### EXERCISE REQUIREMENTS
Repeat exactly each line of the data provided below.

### RECORDS SUPPLIED
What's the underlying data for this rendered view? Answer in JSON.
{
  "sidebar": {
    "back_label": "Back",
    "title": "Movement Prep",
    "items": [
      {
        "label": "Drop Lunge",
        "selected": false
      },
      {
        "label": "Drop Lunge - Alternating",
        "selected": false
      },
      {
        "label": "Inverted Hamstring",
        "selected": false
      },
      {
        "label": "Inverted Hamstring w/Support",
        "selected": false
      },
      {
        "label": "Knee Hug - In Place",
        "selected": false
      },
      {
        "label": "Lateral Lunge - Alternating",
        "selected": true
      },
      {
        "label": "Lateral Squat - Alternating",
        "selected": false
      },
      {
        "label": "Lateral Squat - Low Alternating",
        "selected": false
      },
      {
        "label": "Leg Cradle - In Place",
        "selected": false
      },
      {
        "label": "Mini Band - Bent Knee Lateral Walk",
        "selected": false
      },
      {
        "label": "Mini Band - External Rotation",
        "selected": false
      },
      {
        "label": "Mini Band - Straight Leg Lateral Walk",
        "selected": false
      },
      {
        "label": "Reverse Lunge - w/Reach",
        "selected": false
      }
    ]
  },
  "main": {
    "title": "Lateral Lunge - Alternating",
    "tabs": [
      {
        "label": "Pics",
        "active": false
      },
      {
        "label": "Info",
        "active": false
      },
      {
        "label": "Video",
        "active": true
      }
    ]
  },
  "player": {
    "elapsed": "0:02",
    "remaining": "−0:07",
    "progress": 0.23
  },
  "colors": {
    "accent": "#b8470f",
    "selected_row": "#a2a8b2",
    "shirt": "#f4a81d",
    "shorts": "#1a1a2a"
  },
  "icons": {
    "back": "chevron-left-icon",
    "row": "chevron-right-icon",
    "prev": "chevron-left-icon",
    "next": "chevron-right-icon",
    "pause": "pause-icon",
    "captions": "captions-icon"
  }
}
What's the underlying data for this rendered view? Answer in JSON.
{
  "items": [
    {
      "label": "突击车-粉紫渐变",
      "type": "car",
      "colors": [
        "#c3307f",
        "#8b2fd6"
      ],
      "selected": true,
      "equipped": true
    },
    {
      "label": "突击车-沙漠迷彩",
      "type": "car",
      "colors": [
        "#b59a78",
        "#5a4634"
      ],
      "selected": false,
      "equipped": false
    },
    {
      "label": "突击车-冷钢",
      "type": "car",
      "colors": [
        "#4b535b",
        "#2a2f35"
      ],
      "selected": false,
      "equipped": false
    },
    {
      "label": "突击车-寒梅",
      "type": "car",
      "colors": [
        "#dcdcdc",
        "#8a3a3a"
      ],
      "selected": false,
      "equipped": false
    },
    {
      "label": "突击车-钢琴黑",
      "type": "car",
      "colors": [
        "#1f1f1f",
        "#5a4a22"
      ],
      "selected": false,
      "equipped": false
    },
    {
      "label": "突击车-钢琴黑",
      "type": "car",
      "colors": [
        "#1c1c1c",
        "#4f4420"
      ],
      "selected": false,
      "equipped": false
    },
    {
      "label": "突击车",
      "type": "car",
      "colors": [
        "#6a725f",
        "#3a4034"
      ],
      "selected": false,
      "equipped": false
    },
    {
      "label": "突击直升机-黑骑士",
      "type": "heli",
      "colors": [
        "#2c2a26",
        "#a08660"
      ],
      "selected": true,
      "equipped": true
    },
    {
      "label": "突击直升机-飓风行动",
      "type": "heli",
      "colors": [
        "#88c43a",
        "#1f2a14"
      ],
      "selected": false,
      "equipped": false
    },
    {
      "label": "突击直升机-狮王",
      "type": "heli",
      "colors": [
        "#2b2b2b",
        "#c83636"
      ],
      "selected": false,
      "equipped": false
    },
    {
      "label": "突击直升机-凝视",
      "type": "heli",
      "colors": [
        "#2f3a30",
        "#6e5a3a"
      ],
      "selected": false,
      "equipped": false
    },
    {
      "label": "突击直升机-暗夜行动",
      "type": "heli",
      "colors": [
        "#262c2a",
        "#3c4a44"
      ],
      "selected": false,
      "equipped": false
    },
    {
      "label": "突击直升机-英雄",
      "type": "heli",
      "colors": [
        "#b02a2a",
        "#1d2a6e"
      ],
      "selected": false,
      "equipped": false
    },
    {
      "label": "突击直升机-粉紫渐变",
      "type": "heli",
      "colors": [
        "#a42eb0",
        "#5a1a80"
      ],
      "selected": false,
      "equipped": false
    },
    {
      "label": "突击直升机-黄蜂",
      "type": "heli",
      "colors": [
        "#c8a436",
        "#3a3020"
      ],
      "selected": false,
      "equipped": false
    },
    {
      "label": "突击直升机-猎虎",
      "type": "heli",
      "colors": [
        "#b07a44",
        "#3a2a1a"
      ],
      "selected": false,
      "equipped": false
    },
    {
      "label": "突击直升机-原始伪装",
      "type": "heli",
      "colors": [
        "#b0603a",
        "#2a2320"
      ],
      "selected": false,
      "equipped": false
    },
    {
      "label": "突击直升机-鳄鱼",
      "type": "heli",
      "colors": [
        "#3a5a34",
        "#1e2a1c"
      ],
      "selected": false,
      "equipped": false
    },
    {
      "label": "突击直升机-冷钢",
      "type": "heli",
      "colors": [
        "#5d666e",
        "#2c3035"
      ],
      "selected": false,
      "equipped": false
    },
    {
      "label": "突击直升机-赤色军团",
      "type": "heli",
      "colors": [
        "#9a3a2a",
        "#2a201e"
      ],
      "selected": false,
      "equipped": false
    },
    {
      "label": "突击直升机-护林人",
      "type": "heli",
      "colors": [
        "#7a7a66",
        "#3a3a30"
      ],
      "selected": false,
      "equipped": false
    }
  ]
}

### OUTPUT FOR THIS EXERCISE
What's the underlying data for this rendered view? Answer in JSON.
{
  "sidebar": {
    "back_label": "Back",
    "title": "Movement Prep",
    "items": [
      {
        "label": "Drop Lunge",
        "selected": false
      },
      {
        "label": "Drop Lunge - Alternating",
        "selected": false
      },
      {
        "label": "Inverted Hamstring",
        "selected": false
      },
      {
        "label": "Inverted Hamstring w/Support",
        "selected": false
      },
      {
        "label": "Knee Hug - In Place",
        "selected": false
      },
      {
        "label": "Lateral Lunge - Alternating",
        "selected": true
      },
      {
        "label": "Lateral Squat - Alternating",
        "selected": false
      },
      {
        "label": "Lateral Squat - Low Alternating",
        "selected": false
      },
      {
        "label": "Leg Cradle - In Place",
        "selected": false
      },
      {
        "label": "Mini Band - Bent Knee Lateral Walk",
        "selected": false
      },
      {
        "label": "Mini Band - External Rotation",
        "selected": false
      },
      {
        "label": "Mini Band - Straight Leg Lateral Walk",
        "selected": false
      },
      {
        "label": "Reverse Lunge - w/Reach",
        "selected": false
      }
    ]
  },
  "main": {
    "title": "Lateral Lunge - Alternating",
    "tabs": [
      {
        "label": "Pics",
        "active": false
      },
      {
        "label": "Info",
        "active": false
      },
      {
        "label": "Video",
        "active": true
      }
    ]
  },
  "player": {
    "elapsed": "0:02",
    "remaining": "−0:07",
    "progress": 0.23
  },
  "colors": {
    "accent": "#b8470f",
    "selected_row": "#a2a8b2",
    "shirt": "#f4a81d",
    "shorts": "#1a1a2a"
  },
  "icons": {
    "back": "chevron-left-icon",
    "row": "chevron-right-icon",
    "prev": "chevron-left-icon",
    "next": "chevron-right-icon",
    "pause": "pause-icon",
    "captions": "captions-icon"
  }
}
What's the underlying data for this rendered view? Answer in JSON.
{
  "items": [
    {
      "label": "突击车-粉紫渐变",
      "type": "car",
      "colors": [
        "#c3307f",
        "#8b2fd6"
      ],
      "selected": true,
      "equipped": true
    },
    {
      "label": "突击车-沙漠迷彩",
      "type": "car",
      "colors": [
        "#b59a78",
        "#5a4634"
      ],
      "selected": false,
      "equipped": false
    },
    {
      "label": "突击车-冷钢",
      "type": "car",
      "colors": [
        "#4b535b",
        "#2a2f35"
      ],
      "selected": false,
      "equipped": false
    },
    {
      "label": "突击车-寒梅",
      "type": "car",
      "colors": [
        "#dcdcdc",
        "#8a3a3a"
      ],
      "selected": false,
      "equipped": false
    },
    {
      "label": "突击车-钢琴黑",
      "type": "car",
      "colors": [
        "#1f1f1f",
        "#5a4a22"
      ],
      "selected": false,
      "equipped": false
    },
    {
      "label": "突击车-钢琴黑",
      "type": "car",
      "colors": [
        "#1c1c1c",
        "#4f4420"
      ],
      "selected": false,
      "equipped": false
    },
    {
      "label": "突击车",
      "type": "car",
      "colors": [
        "#6a725f",
        "#3a4034"
      ],
      "selected": false,
      "equipped": false
    },
    {
      "label": "突击直升机-黑骑士",
      "type": "heli",
      "colors": [
        "#2c2a26",
        "#a08660"
      ],
      "selected": true,
      "equipped": true
    },
    {
      "label": "突击直升机-飓风行动",
      "type": "heli",
      "colors": [
        "#88c43a",
        "#1f2a14"
      ],
      "selected": false,
      "equipped": false
    },
    {
      "label": "突击直升机-狮王",
      "type": "heli",
      "colors": [
        "#2b2b2b",
        "#c83636"
      ],
      "selected": false,
      "equipped": false
    },
    {
      "label": "突击直升机-凝视",
      "type": "heli",
      "colors": [
        "#2f3a30",
        "#6e5a3a"
      ],
      "selected": false,
      "equipped": false
    },
    {
      "label": "突击直升机-暗夜行动",
      "type": "heli",
      "colors": [
        "#262c2a",
        "#3c4a44"
      ],
      "selected": false,
      "equipped": false
    },
    {
      "label": "突击直升机-英雄",
      "type": "heli",
      "colors": [
        "#b02a2a",
        "#1d2a6e"
      ],
      "selected": false,
      "equipped": false
    },
    {
      "label": "突击直升机-粉紫渐变",
      "type": "heli",
      "colors": [
        "#a42eb0",
        "#5a1a80"
      ],
      "selected": false,
      "equipped": false
    },
    {
      "label": "突击直升机-黄蜂",
      "type": "heli",
      "colors": [
        "#c8a436",
        "#3a3020"
      ],
      "selected": false,
      "equipped": false
    },
    {
      "label": "突击直升机-猎虎",
      "type": "heli",
      "colors": [
        "#b07a44",
        "#3a2a1a"
      ],
      "selected": false,
      "equipped": false
    },
    {
      "label": "突击直升机-原始伪装",
      "type": "heli",
      "colors": [
        "#b0603a",
        "#2a2320"
      ],
      "selected": false,
      "equipped": false
    },
    {
      "label": "突击直升机-鳄鱼",
      "type": "heli",
      "colors": [
        "#3a5a34",
        "#1e2a1c"
      ],
      "selected": false,
      "equipped": false
    },
    {
      "label": "突击直升机-冷钢",
      "type": "heli",
      "colors": [
        "#5d666e",
        "#2c3035"
      ],
      "selected": false,
      "equipped": false
    },
    {
      "label": "突击直升机-赤色军团",
      "type": "heli",
      "colors": [
        "#9a3a2a",
        "#2a201e"
      ],
      "selected": false,
      "equipped": false
    },
    {
      "label": "突击直升机-护林人",
      "type": "heli",
      "colors": [
        "#7a7a66",
        "#3a3a30"
      ],
      "selected": false,
      "equipped": false
    }
  ]
}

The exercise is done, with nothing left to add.